I use something called the extended pinch method which is where you take a little bit of clay and you make a rough ball and put it behind where you are working on your clay and then pinch it right into the wall. It's a fairly fast way to build a form.

First, I make small studies. This is a time of generating ideas and finding the forms. Using the clay maquette as a guide, I make an armature of steel, as I did for the life-size Yin and Yang figures (left), or of perlite-stuffed hose, as for Barkley (see Making Barkley), or I may build the piece hollow, as I did for Storyteller (read Anne Telford's article).

Clay remains workable as long as I spray it often with water and cover the pieces with damp cloths and plastic. If the sculpture will be bronze, a mould is made of the finished clay. If fired ceramic is the final form, patient drying is needed to prevent cracking. I glaze, paint or patina the sculpture to add colorful and protective surface.
For some, the phrase "One-A-Day" might signify taking a vitamin. For Capparell, it means creating a piece of artwork which for her is the equivalent of vitamin for the creative soul. Each month she commits to the process, she picks a new theme that provokes new ideas. "I take it where it goes," she says, "That's one of my rules."

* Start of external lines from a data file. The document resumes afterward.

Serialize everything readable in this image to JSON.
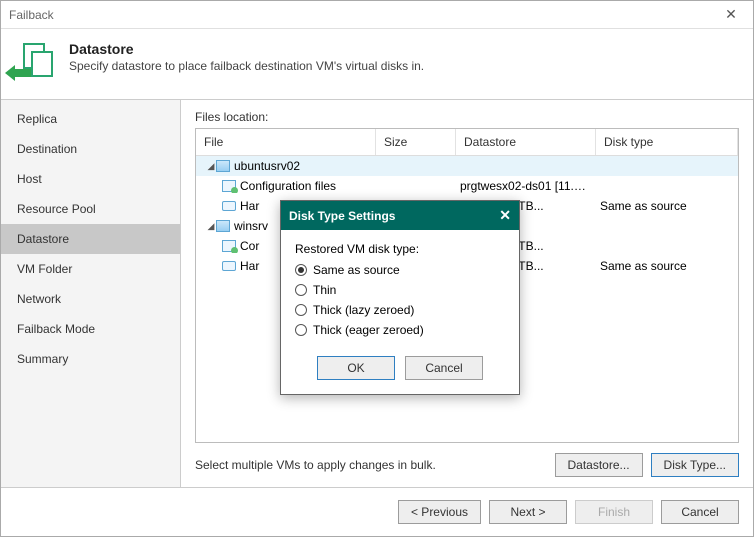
{
  "titlebar": {
    "title": "Failback"
  },
  "header": {
    "title": "Datastore",
    "subtitle": "Specify datastore to place failback destination VM's virtual disks in."
  },
  "sidebar": {
    "items": [
      {
        "label": "Replica"
      },
      {
        "label": "Destination"
      },
      {
        "label": "Host"
      },
      {
        "label": "Resource Pool"
      },
      {
        "label": "Datastore"
      },
      {
        "label": "VM Folder"
      },
      {
        "label": "Network"
      },
      {
        "label": "Failback Mode"
      },
      {
        "label": "Summary"
      }
    ]
  },
  "main": {
    "files_label": "Files location:",
    "columns": {
      "file": "File",
      "size": "Size",
      "datastore": "Datastore",
      "disk": "Disk type"
    },
    "rows": [
      {
        "type": "parent",
        "name": "ubuntusrv02"
      },
      {
        "type": "cfg",
        "name": "Configuration files",
        "datastore": "prgtwesx02-ds01 [11.4 TB..."
      },
      {
        "type": "disk",
        "name": "Har",
        "datastore": "ds01 [11.4 TB...",
        "disk": "Same as source"
      },
      {
        "type": "parent",
        "name": "winsrv"
      },
      {
        "type": "cfg",
        "name": "Cor",
        "datastore": "ds01 [11.4 TB..."
      },
      {
        "type": "disk",
        "name": "Har",
        "datastore": "ds01 [11.4 TB...",
        "disk": "Same as source"
      }
    ],
    "bulk_text": "Select multiple VMs to apply changes in bulk.",
    "datastore_btn": "Datastore...",
    "disktype_btn": "Disk Type..."
  },
  "footer": {
    "prev": "< Previous",
    "next": "Next >",
    "finish": "Finish",
    "cancel": "Cancel"
  },
  "modal": {
    "title": "Disk Type Settings",
    "prompt": "Restored VM disk type:",
    "options": [
      {
        "label": "Same as source",
        "checked": true
      },
      {
        "label": "Thin",
        "checked": false
      },
      {
        "label": "Thick (lazy zeroed)",
        "checked": false
      },
      {
        "label": "Thick (eager zeroed)",
        "checked": false
      }
    ],
    "ok": "OK",
    "cancel": "Cancel"
  }
}
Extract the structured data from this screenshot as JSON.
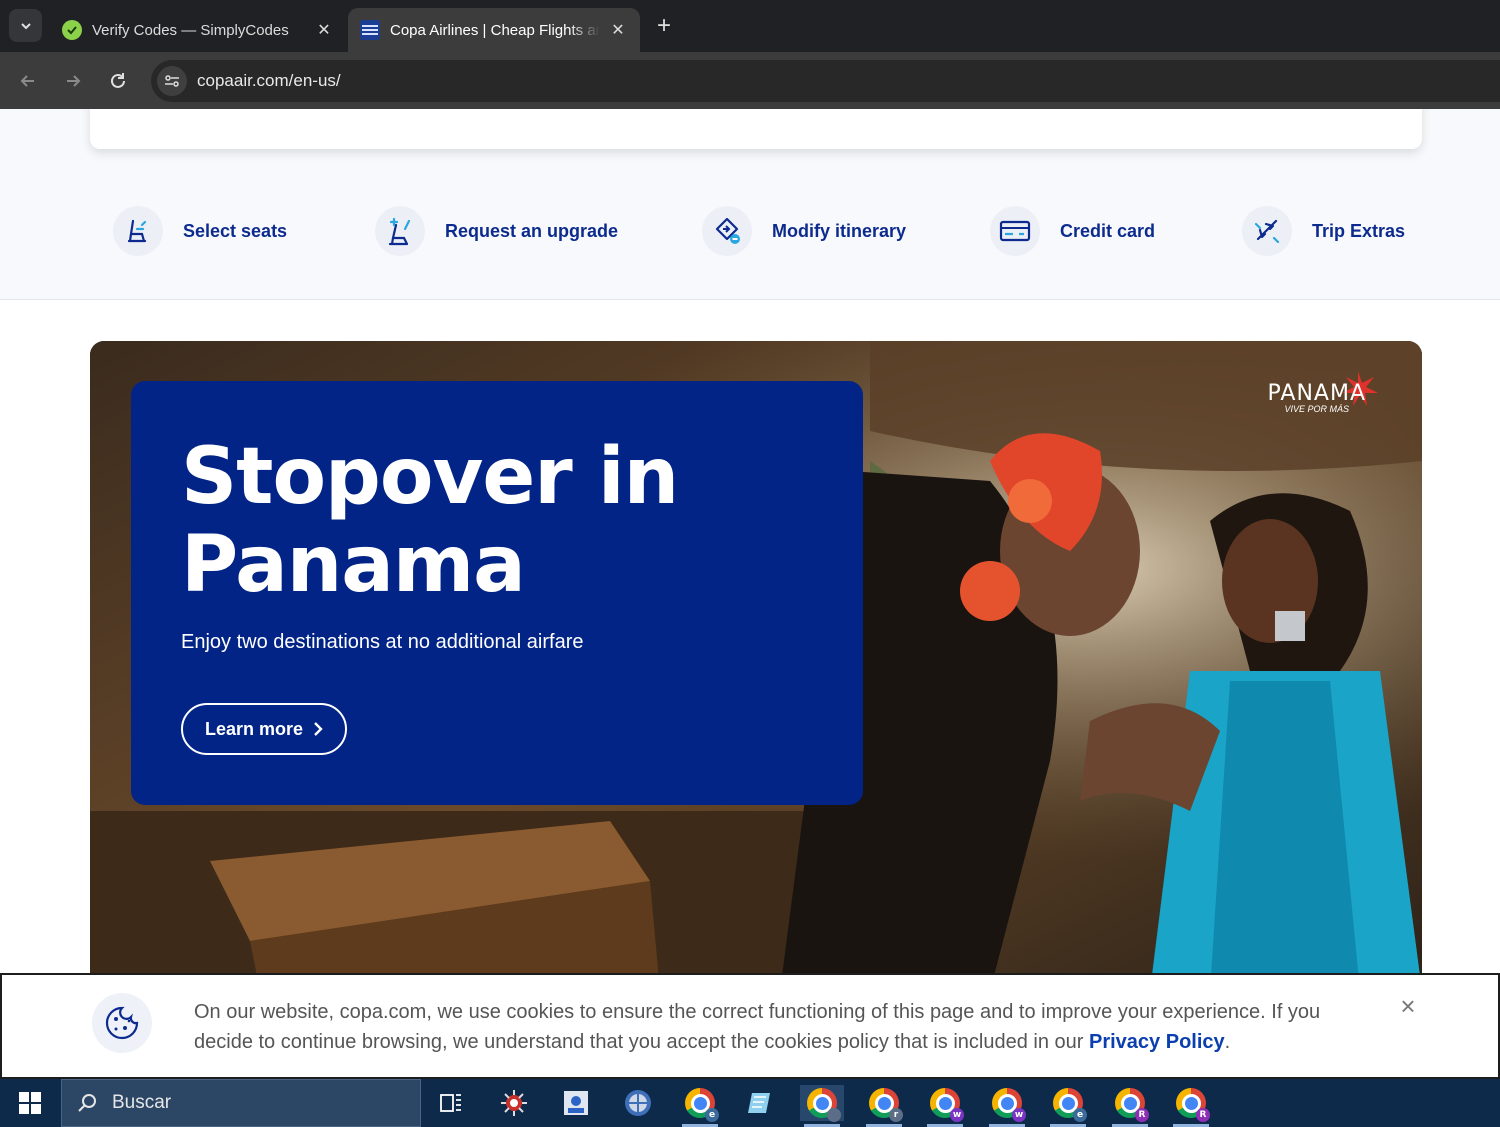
{
  "browser": {
    "tabs": [
      {
        "title": "Verify Codes — SimplyCodes",
        "active": false
      },
      {
        "title": "Copa Airlines | Cheap Flights and",
        "active": true
      }
    ],
    "new_tab_label": "+",
    "close_glyph": "✕",
    "url": "copaair.com/en-us/"
  },
  "quick_links": [
    {
      "label": "Select seats",
      "icon": "seat-icon"
    },
    {
      "label": "Request an upgrade",
      "icon": "upgrade-seat-icon"
    },
    {
      "label": "Modify itinerary",
      "icon": "modify-itinerary-icon"
    },
    {
      "label": "Credit card",
      "icon": "credit-card-icon"
    },
    {
      "label": "Trip Extras",
      "icon": "plane-extras-icon"
    }
  ],
  "hero": {
    "title": "Stopover in Panama",
    "subtitle": "Enjoy two destinations at no additional airfare",
    "cta": "Learn more",
    "logo_text": "PANAMA",
    "logo_tagline": "VIVE POR MÁS"
  },
  "cookie_banner": {
    "text": "On our website, copa.com, we use cookies to ensure the correct functioning of this page and to improve your experience. If you decide to continue browsing, we understand that you accept the cookies policy that is included in our ",
    "link": "Privacy Policy",
    "end": ".",
    "close": "×"
  },
  "taskbar": {
    "search_placeholder": "Buscar",
    "chrome_badges": [
      "e",
      "",
      "r",
      "r",
      "w",
      "w",
      "e",
      "R",
      "R"
    ]
  },
  "colors": {
    "brand_blue": "#022487",
    "link_blue": "#0d2b8e",
    "taskbar": "#0d2a4a"
  }
}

                                      ~Anne Telford
                                      Communication Arts Magazine
650.493.2869 | LorraineCapparell@skymuseum.com